It’s also worth noting that Kahneman’s research included employed women. The challenges of motherhood are compounded for working mothers, who continue to bear the brunt of childrearing, while also facing pressures at work. For example, women are perceived as less competent in the workplace after having children, yet fathers are perceived as more competent (Cuddy & Fiske, 2004). In addition, working mothers face additional emotional challenges, such as work-family guilt (Borelli et al., 2017).
Ultimately, it’s really hard to make big claims that apply to all parents, like “having children makes people unhappy.” Most studies comparing parents and people without children find negligible differences between the two groups (e.g., Nelson et al., 2013). Instead, we ought to consider which parents are happy or unhappy, under what circumstances, and why is that the case (Nelson et al., 2014)? That information could then be used to develop policies and offer support to improve the lives of those families who need it.
Facebook/LinkedIn image: fizkes/Shutterstock
Borelli, J. L., Nelson, S. K., River, L. M., Birken, S. A., & Moss-Racusin, C. (2017). Gender differences in work-family guilt in parents of young children. Sex Roles, 76(5-6), 356-368. https://doi.org/10.1007/s11199-016-0579-0
Cuddy, A. J. C., & Fiske, S. T. (2004). When professionals become mothers, warmth doesn’t cut the ice. Journal of Social Issues, 60(4), 701-718. https://doi.org/10.1111/j.0022-4537.2004.00381.x
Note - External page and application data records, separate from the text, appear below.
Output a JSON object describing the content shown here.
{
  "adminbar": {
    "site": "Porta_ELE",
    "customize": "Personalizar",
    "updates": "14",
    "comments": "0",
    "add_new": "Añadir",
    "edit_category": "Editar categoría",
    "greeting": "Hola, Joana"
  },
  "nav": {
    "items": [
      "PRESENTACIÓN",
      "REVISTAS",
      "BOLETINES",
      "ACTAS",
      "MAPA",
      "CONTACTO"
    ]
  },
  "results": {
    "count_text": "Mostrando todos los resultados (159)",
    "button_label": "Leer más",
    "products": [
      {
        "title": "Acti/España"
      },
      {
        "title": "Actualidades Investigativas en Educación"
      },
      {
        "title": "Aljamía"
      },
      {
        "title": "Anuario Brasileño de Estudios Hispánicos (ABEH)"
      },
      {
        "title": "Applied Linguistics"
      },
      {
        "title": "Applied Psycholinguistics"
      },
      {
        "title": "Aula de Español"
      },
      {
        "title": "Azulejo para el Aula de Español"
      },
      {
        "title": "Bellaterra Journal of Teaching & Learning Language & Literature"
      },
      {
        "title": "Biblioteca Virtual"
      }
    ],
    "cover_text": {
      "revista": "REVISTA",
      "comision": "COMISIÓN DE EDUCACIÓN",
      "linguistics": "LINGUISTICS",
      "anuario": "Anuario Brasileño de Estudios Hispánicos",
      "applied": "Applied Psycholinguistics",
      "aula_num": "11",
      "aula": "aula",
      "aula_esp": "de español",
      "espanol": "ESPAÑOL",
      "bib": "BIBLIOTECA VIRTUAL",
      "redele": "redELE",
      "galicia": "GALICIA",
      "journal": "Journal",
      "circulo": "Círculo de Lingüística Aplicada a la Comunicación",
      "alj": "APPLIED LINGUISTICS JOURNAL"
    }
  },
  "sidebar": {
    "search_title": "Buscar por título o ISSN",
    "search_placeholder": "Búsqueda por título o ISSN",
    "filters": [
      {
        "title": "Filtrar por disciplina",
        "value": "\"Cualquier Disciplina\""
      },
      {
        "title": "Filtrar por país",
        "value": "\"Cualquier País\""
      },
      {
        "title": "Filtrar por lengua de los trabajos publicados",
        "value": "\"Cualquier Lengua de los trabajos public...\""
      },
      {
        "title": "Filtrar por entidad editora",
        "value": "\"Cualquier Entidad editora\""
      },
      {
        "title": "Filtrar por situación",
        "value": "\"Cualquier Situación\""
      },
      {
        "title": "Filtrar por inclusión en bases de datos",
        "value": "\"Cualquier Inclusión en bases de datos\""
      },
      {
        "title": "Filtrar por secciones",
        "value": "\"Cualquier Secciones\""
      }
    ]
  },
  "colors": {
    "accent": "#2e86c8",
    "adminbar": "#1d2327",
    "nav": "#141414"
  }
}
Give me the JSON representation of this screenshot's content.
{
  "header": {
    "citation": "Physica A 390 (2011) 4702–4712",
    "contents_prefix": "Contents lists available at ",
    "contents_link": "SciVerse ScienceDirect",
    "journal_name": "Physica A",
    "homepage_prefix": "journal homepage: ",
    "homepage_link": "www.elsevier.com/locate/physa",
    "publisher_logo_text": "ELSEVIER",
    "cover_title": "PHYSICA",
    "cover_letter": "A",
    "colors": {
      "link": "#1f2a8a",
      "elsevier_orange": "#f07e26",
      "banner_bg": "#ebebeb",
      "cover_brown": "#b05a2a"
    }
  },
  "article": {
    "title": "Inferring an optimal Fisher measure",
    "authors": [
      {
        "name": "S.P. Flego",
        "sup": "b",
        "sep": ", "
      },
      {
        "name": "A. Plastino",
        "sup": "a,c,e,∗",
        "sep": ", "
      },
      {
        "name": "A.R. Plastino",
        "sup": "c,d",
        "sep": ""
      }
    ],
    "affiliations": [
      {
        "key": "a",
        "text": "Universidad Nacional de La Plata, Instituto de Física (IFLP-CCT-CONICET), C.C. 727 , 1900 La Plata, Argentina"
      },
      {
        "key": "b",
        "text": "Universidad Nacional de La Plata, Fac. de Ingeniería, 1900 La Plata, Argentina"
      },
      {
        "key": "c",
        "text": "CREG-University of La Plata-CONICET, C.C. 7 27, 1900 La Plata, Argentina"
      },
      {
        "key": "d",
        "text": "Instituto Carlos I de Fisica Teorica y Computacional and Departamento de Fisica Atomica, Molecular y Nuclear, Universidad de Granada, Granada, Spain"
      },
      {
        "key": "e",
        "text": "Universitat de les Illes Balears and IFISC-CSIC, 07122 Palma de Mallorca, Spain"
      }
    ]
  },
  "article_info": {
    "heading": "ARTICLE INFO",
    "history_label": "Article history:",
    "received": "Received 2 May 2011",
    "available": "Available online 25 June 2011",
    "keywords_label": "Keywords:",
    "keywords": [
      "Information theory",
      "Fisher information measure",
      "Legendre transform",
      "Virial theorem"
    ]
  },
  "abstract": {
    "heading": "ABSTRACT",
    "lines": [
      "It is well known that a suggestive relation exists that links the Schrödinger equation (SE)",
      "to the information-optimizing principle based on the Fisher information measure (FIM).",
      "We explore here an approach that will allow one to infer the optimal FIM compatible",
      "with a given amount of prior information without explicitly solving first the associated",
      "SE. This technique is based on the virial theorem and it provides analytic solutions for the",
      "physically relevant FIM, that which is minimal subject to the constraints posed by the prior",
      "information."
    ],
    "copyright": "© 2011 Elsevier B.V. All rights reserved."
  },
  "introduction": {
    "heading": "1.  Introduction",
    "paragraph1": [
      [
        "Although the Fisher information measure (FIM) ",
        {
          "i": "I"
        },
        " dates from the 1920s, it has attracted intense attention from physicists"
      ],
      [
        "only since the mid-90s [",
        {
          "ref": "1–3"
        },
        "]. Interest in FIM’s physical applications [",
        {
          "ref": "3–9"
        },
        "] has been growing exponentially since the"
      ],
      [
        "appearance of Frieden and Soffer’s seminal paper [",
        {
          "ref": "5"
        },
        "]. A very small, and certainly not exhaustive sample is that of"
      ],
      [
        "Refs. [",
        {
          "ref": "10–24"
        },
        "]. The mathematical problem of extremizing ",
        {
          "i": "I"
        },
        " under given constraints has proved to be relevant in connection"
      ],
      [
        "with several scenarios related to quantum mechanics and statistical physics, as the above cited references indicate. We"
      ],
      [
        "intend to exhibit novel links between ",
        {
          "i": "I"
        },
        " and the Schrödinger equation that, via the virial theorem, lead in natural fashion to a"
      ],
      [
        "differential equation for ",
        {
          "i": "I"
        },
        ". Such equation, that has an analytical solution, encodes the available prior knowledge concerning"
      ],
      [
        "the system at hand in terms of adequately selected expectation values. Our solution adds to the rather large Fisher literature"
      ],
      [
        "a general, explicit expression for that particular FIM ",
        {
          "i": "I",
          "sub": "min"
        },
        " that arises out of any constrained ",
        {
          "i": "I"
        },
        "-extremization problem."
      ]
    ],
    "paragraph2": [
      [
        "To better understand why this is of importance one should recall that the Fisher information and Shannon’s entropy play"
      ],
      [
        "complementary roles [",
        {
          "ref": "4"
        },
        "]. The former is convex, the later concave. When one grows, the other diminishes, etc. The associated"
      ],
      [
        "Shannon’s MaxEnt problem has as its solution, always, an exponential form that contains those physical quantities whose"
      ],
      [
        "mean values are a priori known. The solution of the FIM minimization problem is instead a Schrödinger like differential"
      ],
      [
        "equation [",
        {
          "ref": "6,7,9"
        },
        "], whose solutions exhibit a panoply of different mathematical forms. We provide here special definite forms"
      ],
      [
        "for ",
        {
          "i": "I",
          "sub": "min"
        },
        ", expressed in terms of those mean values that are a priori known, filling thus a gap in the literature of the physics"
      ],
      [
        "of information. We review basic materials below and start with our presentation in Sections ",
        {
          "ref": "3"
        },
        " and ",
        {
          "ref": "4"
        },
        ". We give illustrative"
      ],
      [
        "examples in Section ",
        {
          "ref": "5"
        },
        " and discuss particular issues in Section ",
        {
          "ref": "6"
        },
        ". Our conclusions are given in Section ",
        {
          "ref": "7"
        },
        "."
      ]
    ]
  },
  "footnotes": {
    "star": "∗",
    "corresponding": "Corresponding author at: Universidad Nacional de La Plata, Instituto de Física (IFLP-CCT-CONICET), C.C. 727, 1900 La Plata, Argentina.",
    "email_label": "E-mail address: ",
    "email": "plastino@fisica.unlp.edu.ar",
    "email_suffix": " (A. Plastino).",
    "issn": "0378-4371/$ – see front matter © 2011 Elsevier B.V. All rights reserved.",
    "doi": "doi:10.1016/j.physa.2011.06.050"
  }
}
Kahneman, D., Krueger, A. B., Schkade, D. A., Schwarz, N., & Stone, A. A. (2004). A survey method for characterizing daily life experience: The Day Reconstruction Method. Science, 306(5702), 1776-1780. https://doi.org/10.1126/science.1103572 15576620
Kerr, M. L., Buttitta, K. V., Smiley, P. A., Rasmussen, H. F., & Borelli, J. L. (2019). Mothers' real-time emotion as a function of attachment and proximity to their children. Journal of Family Psychology, 33(5), 575-585. https://doi.org/10.1037/fam0000515
Musick, K., Meier, A., & Flood, S. (2016). How parents fare: Mothers’ and fathers’ subjective well-being in time with children American Sociological Review, 81(5), 1069-1095. https://doi.org/10.1177/0003122416663917
Nelson, S. K., Kushlev, K., English, T., Dunn, E. W., & Lyubomirsky, S. (2013). In defense of parenthood: Children are associated with more joy than misery. Psychological Science, 24(1), 3-10. https://doi.org/10.1177/0956797612447798
Nelson, S. K., Kushlev, K., & Lyubomirsky, S. (2014). The pains and pleasures of parenthood: When, why, and how is parenthood associated with more or less well-being? Psychological Bulletin, 140, 846-895. https://doi.org/10.1037/a0035444
Nelson-Coffey, S. K., Borelli, J. L., & River, L. M. (2017). Attachment avoidance, but not anxiety, minimizes the joys of caregiving. Attachment and Human Development, 19(5), 504-531. https://doi.org/10.1080/14616734.2017.1326060
Nelson-Coffey, S. K., Killingsworth, M., Layous, K., Cole, S. W., & Lyubomirsky, S. (2019). Parenthood is associated with greater well-being for fathers than mothers Personality and Social Psychology Bulletin, 45. https://doi.org/10.1177/0146167219829174
Yavorsky, J. E., Kamp Dush, C. M., & Schoppe-Sullivan, S. J. (2015). The Production of Inequality: The Gender Division of Labor Across the Transition to Parenthood. Journal of Marriage and Family, 77(3), 662-679. https://doi.org/10.1111/jomf.12189